Exercise goal
Answer with one figure only, the number of lines below in which "this" occurs.

____

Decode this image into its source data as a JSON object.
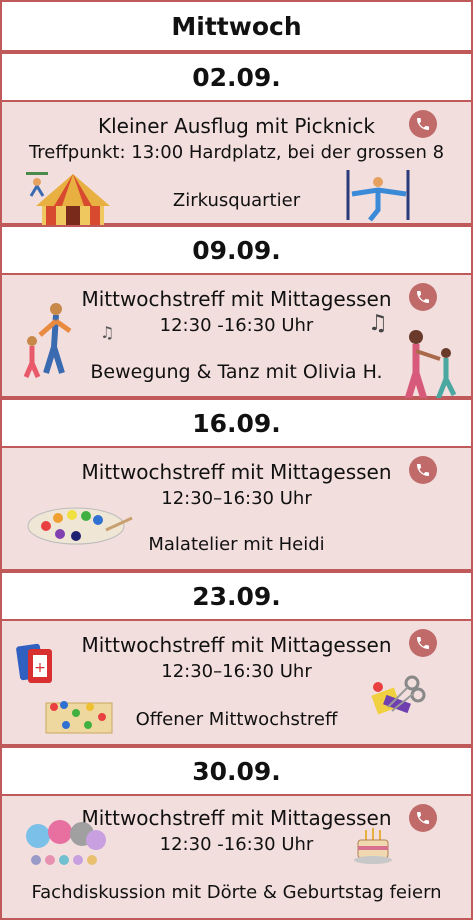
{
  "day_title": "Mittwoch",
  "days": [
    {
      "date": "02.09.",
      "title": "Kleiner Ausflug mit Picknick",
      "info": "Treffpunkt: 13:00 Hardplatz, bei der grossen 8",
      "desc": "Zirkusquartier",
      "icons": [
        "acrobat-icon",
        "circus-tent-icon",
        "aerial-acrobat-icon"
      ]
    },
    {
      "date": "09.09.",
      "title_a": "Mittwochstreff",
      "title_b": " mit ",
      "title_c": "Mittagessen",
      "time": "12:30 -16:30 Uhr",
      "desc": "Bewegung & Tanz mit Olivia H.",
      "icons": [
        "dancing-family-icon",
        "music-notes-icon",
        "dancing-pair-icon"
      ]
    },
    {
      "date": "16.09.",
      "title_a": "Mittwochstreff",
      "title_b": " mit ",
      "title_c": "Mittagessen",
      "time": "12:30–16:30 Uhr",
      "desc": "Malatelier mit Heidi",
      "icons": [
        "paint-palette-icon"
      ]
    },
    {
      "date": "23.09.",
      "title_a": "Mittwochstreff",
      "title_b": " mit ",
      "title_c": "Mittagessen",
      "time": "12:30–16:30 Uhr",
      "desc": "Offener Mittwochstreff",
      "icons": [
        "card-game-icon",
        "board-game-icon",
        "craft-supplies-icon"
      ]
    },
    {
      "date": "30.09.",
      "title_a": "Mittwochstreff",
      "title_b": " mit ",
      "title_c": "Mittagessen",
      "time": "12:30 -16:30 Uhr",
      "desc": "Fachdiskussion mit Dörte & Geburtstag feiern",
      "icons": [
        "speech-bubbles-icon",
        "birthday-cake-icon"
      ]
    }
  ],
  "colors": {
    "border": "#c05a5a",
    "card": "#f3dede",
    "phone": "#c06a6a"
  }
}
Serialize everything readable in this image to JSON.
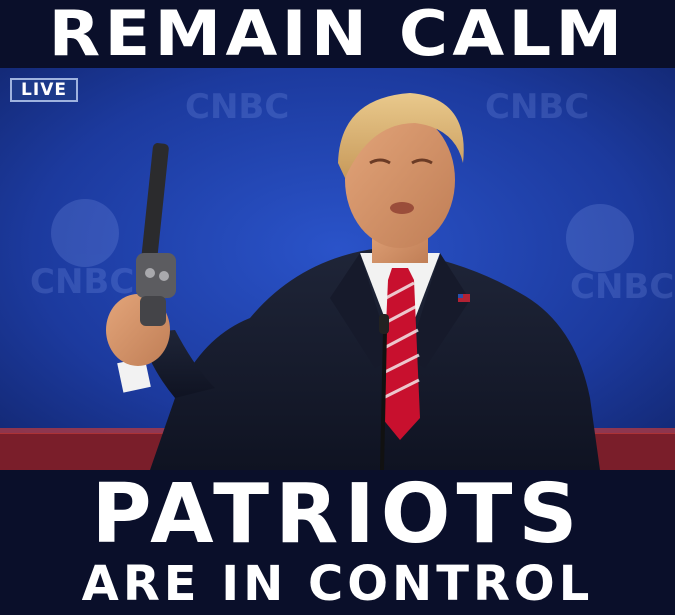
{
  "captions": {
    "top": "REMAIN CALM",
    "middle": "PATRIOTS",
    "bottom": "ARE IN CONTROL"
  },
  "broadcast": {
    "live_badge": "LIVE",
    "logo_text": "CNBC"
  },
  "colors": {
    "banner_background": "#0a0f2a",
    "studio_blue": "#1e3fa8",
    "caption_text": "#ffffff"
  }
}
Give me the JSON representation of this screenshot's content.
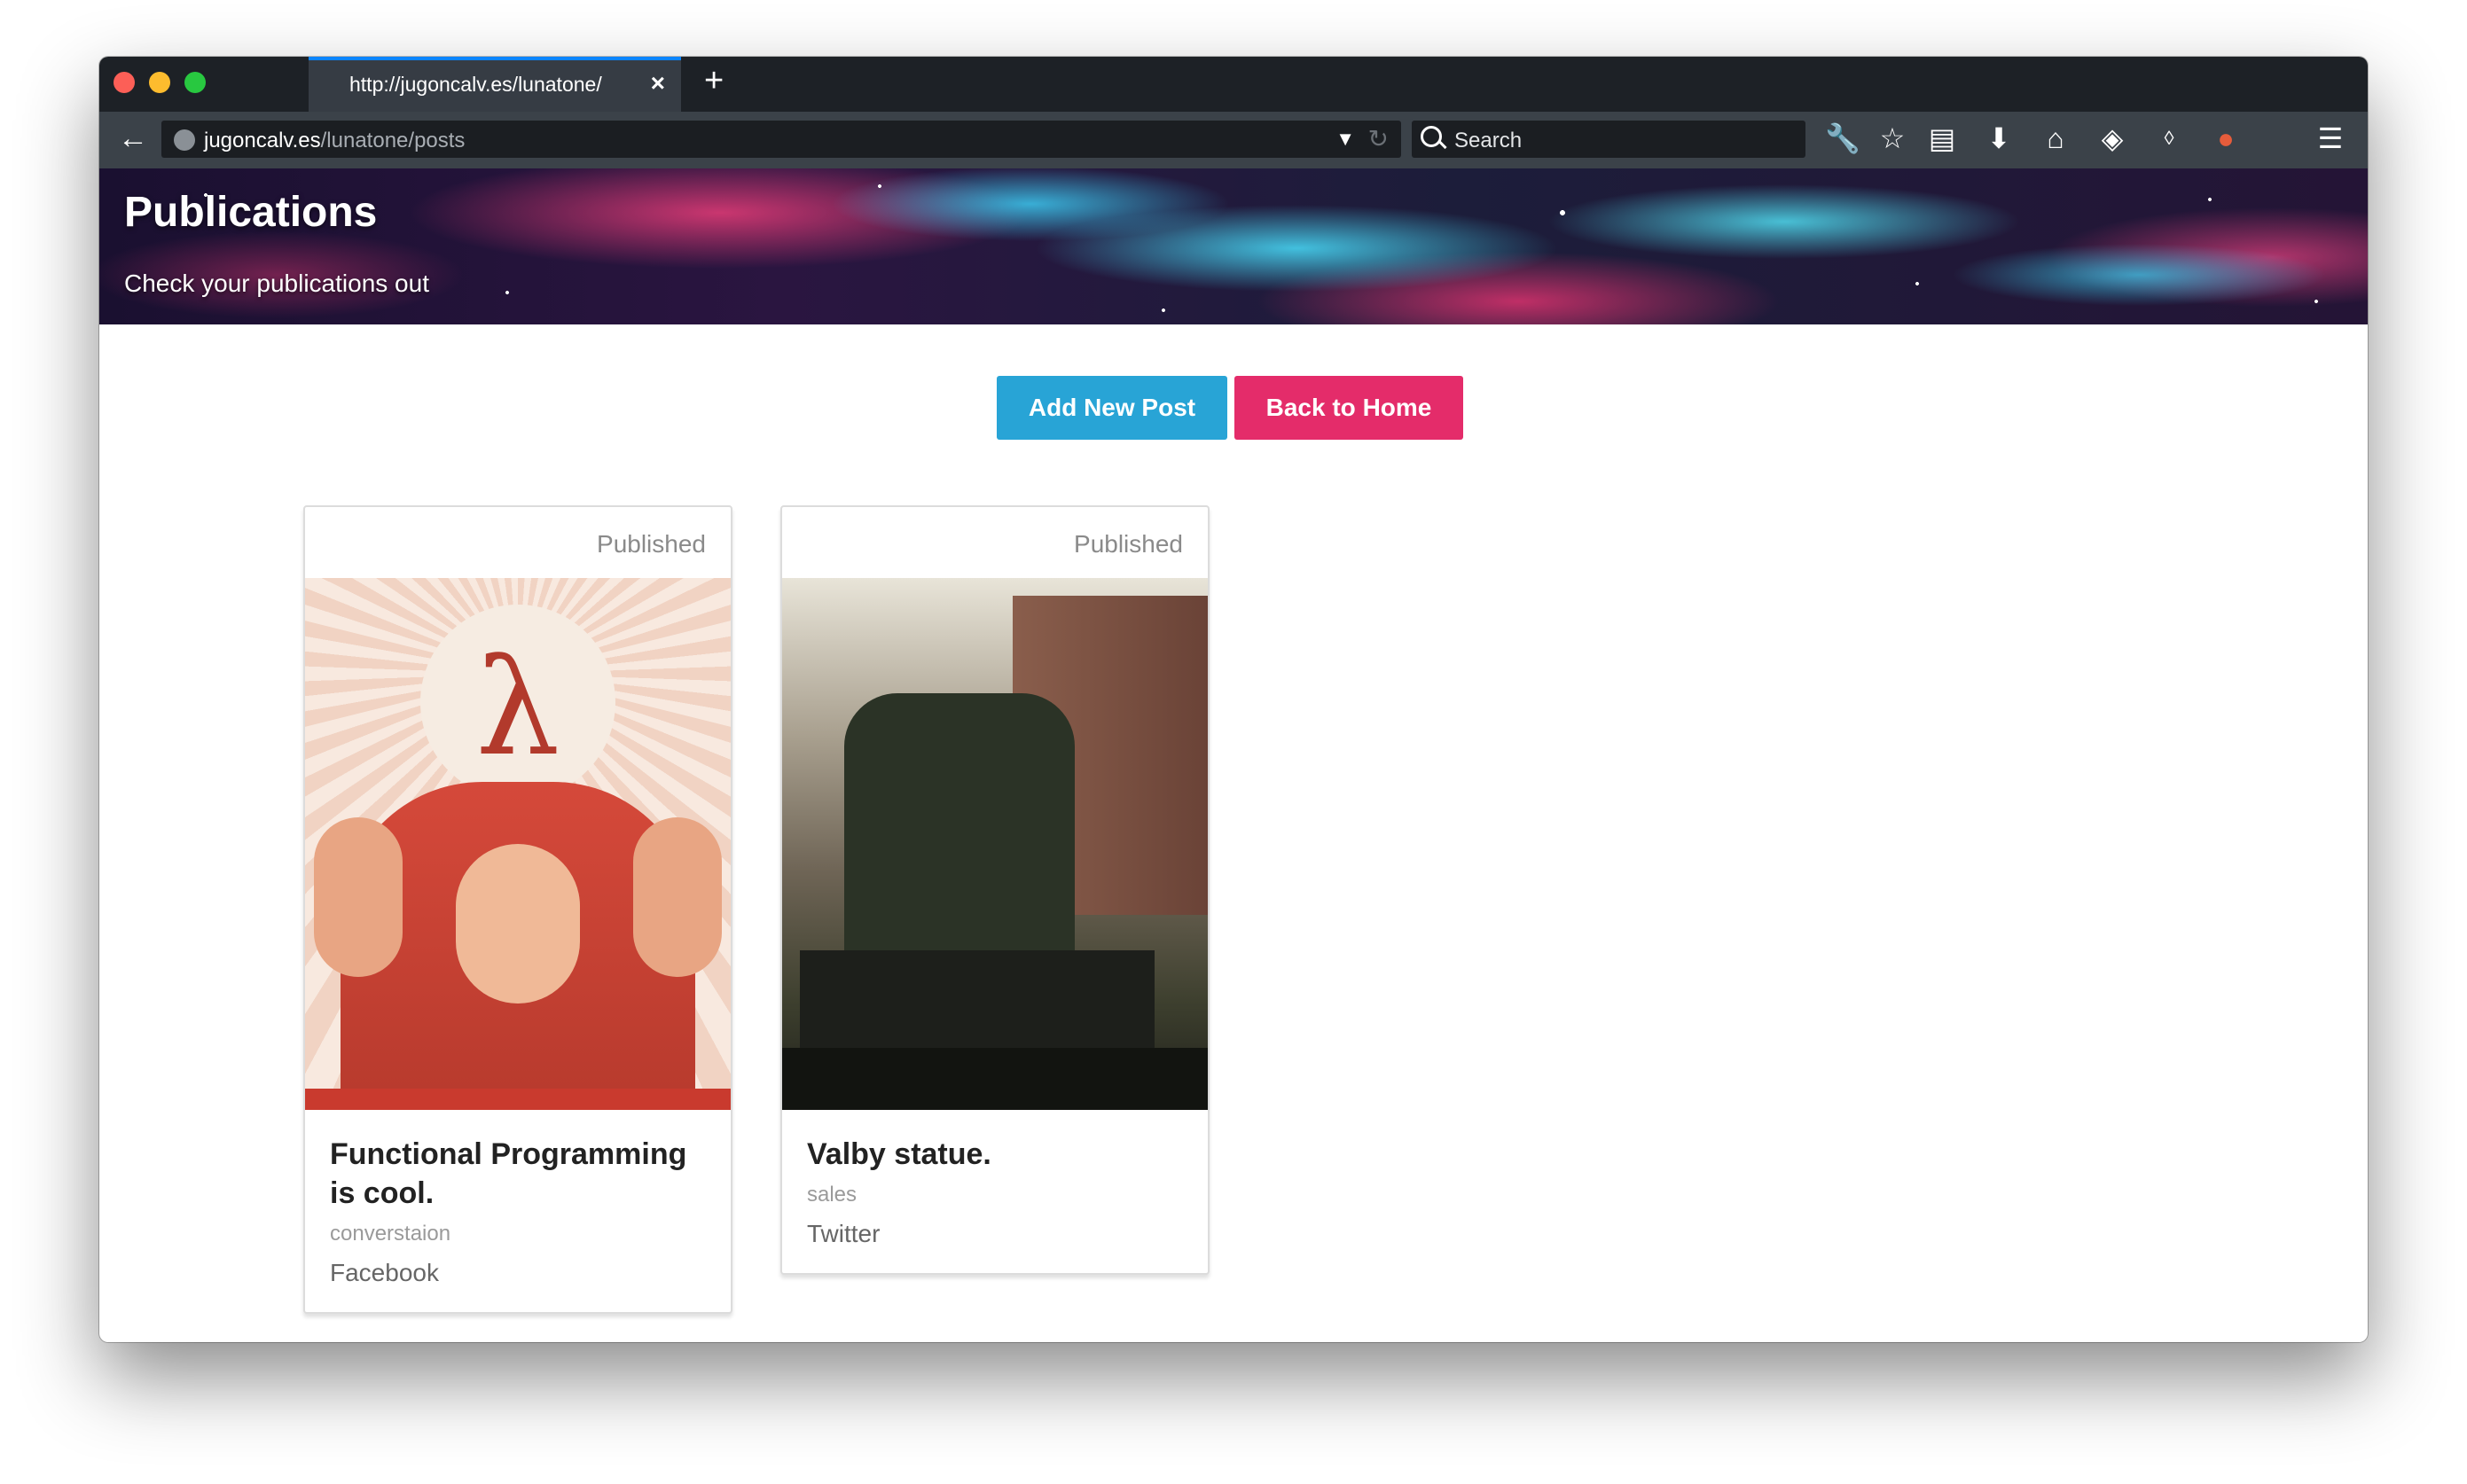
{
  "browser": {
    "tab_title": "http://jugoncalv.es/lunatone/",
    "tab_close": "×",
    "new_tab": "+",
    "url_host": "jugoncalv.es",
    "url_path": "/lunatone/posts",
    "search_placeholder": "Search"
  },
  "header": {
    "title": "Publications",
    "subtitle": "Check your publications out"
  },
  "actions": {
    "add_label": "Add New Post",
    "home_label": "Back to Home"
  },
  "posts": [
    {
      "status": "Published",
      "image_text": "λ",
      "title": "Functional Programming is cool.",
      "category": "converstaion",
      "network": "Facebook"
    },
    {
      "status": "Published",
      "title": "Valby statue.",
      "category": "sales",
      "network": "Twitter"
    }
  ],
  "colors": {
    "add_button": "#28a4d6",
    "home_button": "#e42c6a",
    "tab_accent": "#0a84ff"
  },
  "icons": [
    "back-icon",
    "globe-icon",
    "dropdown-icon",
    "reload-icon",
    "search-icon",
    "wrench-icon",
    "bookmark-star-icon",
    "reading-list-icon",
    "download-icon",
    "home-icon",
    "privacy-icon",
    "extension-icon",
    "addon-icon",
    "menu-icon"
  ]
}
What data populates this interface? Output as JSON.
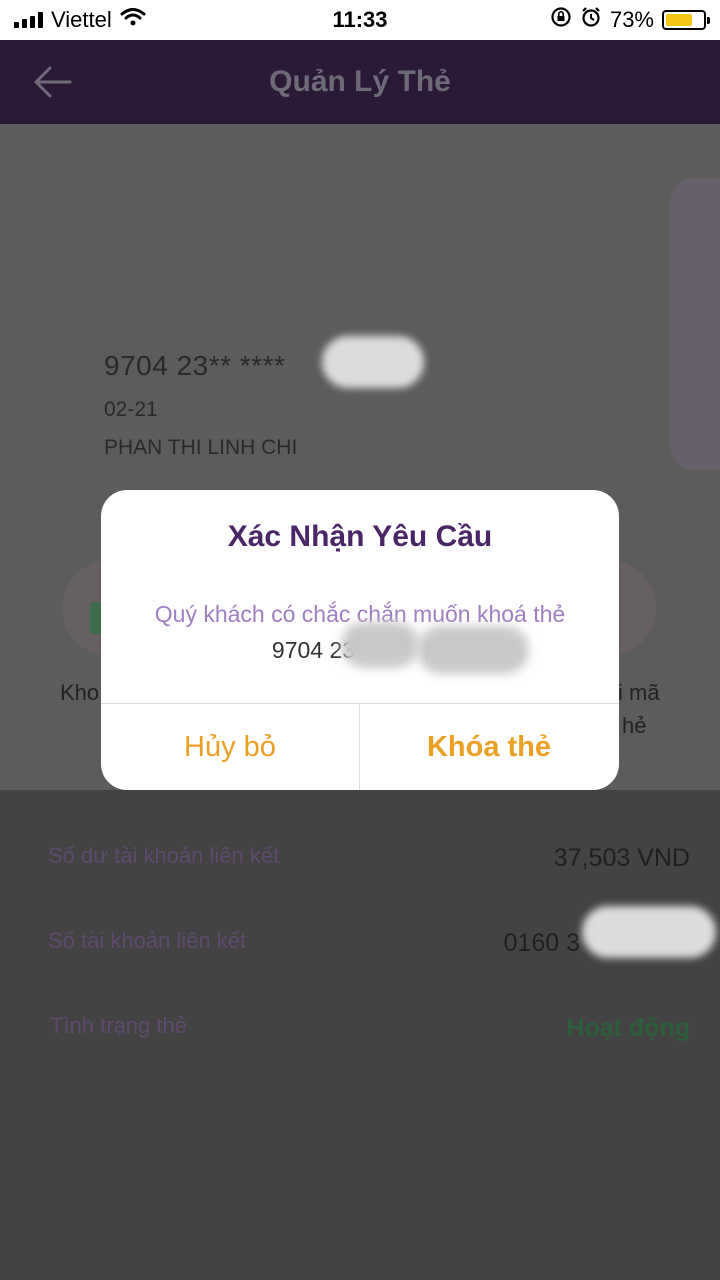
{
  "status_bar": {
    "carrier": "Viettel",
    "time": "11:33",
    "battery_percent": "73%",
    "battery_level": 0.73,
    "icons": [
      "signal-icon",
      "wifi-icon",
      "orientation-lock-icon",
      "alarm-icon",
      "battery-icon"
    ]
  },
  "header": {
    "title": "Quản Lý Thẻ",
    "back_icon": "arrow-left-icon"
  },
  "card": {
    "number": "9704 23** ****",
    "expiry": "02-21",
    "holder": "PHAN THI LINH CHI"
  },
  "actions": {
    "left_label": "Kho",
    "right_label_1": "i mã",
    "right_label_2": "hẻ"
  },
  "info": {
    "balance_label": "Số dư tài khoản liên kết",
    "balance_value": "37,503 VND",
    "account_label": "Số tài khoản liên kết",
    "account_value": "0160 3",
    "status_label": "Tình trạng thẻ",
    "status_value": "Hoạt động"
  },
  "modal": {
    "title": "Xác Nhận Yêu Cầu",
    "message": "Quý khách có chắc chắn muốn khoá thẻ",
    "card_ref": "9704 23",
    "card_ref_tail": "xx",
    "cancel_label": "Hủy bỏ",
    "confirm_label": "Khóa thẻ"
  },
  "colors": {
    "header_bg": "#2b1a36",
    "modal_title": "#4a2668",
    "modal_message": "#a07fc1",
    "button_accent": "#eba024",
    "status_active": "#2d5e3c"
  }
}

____

Reply to the task
4